On Sunday President Trump said that he ordered the National Guard to begin withdrawing from Washington, D.C., now that “everything is under perfect control” after protests over the death of George Floyd in Minneapolis police custody.
“I have just given an order for our National Guard to start the process of withdrawing from Washington, D.C., now that everything is under perfect control. They will be going home, but can quickly return, if needed,” Trump tweeted.
“Far fewer protesters showed up last night than anticipated!” Trump added.
His Sunday morning announcement followed a tweet Saturday night thanking the National Guard, Secret Service and D.C. police for doing a “fantastic job” responding to the protests. He said there was a “much smaller crowd” in the District “than anticipated.”
The commander of D.C. National Guard told CNN on Saturday that thousands of troops called in from other states in response to the protests could begin leaving the nation’s capital as early as Monday.

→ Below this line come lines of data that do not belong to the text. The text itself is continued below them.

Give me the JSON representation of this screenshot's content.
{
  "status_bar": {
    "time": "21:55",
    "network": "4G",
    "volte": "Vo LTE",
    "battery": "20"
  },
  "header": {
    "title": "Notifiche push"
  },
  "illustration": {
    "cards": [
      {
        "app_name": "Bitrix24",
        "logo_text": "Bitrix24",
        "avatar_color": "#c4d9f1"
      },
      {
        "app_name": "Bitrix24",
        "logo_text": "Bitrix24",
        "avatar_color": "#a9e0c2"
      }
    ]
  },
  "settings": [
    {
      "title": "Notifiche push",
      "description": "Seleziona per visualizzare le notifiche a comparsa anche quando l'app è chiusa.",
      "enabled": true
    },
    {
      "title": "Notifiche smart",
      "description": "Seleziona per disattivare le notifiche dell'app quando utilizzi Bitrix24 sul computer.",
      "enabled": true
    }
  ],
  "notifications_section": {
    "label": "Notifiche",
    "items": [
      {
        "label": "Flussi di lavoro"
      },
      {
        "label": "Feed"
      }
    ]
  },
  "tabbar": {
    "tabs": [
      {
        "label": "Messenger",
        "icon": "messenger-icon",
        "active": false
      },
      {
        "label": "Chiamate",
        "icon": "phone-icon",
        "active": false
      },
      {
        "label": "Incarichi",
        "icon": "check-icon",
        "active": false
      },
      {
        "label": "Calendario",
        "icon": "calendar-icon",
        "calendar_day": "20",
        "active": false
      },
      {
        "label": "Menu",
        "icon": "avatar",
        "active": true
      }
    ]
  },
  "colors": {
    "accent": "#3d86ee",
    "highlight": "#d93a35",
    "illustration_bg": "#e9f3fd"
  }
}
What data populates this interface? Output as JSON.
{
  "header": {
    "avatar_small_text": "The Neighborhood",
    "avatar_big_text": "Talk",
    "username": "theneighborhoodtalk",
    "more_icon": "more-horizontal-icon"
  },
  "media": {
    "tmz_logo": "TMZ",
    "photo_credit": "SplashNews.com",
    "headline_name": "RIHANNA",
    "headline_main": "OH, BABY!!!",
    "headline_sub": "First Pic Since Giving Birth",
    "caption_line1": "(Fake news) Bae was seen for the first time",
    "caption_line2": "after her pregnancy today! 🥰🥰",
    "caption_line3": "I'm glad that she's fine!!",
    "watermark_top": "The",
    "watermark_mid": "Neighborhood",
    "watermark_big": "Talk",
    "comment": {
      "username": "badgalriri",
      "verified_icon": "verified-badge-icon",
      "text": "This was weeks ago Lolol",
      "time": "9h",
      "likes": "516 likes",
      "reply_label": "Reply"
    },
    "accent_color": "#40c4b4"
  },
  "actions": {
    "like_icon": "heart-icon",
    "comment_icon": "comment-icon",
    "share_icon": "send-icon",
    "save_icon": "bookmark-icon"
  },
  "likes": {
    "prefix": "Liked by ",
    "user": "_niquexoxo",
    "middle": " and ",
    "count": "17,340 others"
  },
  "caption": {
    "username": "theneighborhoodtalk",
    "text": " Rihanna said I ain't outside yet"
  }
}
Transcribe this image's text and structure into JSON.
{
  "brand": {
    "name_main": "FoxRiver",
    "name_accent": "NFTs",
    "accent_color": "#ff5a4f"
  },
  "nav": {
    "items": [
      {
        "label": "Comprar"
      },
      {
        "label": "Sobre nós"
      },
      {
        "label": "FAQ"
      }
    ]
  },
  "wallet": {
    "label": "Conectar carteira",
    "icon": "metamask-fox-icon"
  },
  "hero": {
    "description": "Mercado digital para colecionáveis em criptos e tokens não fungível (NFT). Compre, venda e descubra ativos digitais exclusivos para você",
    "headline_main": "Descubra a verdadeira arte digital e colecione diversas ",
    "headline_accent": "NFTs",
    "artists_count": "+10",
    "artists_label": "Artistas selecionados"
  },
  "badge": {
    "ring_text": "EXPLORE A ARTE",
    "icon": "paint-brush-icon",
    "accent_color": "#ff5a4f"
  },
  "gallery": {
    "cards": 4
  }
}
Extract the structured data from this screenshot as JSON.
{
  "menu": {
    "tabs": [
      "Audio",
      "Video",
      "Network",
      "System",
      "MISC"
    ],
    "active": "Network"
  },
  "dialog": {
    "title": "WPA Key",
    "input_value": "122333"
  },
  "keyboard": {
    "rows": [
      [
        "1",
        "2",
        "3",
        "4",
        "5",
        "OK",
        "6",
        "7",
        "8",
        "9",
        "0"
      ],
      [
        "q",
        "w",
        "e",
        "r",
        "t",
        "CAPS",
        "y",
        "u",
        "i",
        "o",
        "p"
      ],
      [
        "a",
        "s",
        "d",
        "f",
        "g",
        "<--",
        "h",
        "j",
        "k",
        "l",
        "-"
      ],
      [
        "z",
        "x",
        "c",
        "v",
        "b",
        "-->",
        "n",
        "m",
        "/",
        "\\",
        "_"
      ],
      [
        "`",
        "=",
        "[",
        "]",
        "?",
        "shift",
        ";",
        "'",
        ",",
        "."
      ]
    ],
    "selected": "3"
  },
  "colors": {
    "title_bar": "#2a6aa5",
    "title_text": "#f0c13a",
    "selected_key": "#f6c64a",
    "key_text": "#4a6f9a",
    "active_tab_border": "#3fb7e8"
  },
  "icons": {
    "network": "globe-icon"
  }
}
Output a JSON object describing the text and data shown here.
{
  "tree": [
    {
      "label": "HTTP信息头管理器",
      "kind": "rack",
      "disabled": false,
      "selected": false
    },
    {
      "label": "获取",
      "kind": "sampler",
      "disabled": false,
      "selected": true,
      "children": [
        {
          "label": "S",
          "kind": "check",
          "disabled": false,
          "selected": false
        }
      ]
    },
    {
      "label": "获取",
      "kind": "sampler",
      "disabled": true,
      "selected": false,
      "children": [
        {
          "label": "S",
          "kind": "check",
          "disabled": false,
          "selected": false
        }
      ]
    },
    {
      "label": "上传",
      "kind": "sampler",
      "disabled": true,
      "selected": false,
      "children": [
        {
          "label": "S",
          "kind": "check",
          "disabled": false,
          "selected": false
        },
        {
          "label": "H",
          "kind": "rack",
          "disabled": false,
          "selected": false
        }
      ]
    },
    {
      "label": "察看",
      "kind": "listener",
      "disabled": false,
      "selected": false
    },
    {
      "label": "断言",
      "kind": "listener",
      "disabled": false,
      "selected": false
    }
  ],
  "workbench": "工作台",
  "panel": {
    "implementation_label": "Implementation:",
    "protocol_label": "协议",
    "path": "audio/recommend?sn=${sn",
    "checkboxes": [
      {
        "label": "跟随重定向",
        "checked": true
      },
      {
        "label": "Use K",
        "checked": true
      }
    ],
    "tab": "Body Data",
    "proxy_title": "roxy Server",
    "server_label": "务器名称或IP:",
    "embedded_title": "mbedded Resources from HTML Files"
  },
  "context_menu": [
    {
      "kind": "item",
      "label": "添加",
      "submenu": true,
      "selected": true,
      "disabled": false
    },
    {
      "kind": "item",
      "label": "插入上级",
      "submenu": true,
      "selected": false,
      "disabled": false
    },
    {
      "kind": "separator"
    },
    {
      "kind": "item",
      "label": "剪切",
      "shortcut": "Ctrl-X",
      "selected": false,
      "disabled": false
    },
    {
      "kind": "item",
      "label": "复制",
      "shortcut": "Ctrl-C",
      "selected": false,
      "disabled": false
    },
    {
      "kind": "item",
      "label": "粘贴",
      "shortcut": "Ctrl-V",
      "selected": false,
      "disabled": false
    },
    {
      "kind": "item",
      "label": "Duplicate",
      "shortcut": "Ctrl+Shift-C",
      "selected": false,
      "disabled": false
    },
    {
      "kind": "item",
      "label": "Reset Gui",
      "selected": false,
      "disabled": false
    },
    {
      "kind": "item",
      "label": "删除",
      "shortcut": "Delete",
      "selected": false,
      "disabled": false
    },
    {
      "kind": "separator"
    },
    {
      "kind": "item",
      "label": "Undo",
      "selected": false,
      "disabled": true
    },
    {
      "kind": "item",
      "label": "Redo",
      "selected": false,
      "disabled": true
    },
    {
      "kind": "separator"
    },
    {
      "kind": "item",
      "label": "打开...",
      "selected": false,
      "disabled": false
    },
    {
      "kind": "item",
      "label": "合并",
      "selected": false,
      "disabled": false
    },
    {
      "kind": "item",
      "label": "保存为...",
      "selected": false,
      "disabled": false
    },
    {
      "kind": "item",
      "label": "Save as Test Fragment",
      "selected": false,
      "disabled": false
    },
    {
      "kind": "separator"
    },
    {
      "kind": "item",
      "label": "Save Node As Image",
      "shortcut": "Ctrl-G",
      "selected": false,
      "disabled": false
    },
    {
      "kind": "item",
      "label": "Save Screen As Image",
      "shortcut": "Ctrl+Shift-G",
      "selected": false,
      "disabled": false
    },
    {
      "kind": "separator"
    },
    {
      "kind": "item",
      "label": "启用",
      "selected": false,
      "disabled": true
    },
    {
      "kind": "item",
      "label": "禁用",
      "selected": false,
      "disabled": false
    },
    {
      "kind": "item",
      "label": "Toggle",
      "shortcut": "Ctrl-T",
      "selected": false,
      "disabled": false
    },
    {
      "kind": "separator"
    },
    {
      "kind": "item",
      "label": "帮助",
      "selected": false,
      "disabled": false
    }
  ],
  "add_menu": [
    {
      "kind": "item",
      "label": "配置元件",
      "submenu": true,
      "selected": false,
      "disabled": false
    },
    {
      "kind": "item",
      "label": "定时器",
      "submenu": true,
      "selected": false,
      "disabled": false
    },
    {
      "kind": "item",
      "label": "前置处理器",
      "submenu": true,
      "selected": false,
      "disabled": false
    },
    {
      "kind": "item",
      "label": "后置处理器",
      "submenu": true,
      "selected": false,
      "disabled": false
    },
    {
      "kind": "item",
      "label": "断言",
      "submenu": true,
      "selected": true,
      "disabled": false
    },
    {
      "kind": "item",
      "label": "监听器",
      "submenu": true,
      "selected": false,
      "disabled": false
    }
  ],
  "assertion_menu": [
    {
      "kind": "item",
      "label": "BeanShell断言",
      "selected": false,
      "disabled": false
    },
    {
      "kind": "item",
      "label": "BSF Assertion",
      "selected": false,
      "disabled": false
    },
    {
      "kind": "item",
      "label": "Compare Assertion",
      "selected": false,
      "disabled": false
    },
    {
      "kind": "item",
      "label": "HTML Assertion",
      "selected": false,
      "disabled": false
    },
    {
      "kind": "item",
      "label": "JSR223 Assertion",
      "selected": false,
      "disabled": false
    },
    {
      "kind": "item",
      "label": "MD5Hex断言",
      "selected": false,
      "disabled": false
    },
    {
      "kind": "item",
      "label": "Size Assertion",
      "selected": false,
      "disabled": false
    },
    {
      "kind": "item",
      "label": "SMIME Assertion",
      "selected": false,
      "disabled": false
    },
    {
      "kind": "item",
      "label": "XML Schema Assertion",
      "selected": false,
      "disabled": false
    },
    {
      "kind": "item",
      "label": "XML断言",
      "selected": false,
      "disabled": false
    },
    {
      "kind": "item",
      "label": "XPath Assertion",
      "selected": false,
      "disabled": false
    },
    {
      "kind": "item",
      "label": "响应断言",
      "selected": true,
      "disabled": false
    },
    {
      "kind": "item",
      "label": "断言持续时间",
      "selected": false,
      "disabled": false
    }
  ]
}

Mayor of D.C. Muriel Bowser, sent a letter to Trump Friday requesting he withdraw all “extraordinary federal law enforcement and military presence,” noting that she had ended the state of emergency in the Distinct related to the demonstrations.
In her letter, Bowser noted that the protests had been peaceful and that the police did not make a “single arrest” during the previous two nights.
The nearly 4,000 additional National Guard forces “will be redeploying this week. Probably as early as Monday,” Maj. Gen. William J. Walker said.
Army Secretary Ryan McCarthy also told the network that several nights of peaceful protests after earlier incidents of looting and property damage have increased the likelihood of withdrawing the out-of-state troops.
“Well, we’re looking very hard at that. I think that if we look at the trend that we’re on right now we’re in very good shape and we’re looking at that option very closely,” McCarthy said, citing the large but incident-free crowds that gathered in the nation’s capital on Saturday. The secretary of the Army oversees D.C. National Guard, as do governors for their states’ equivalents.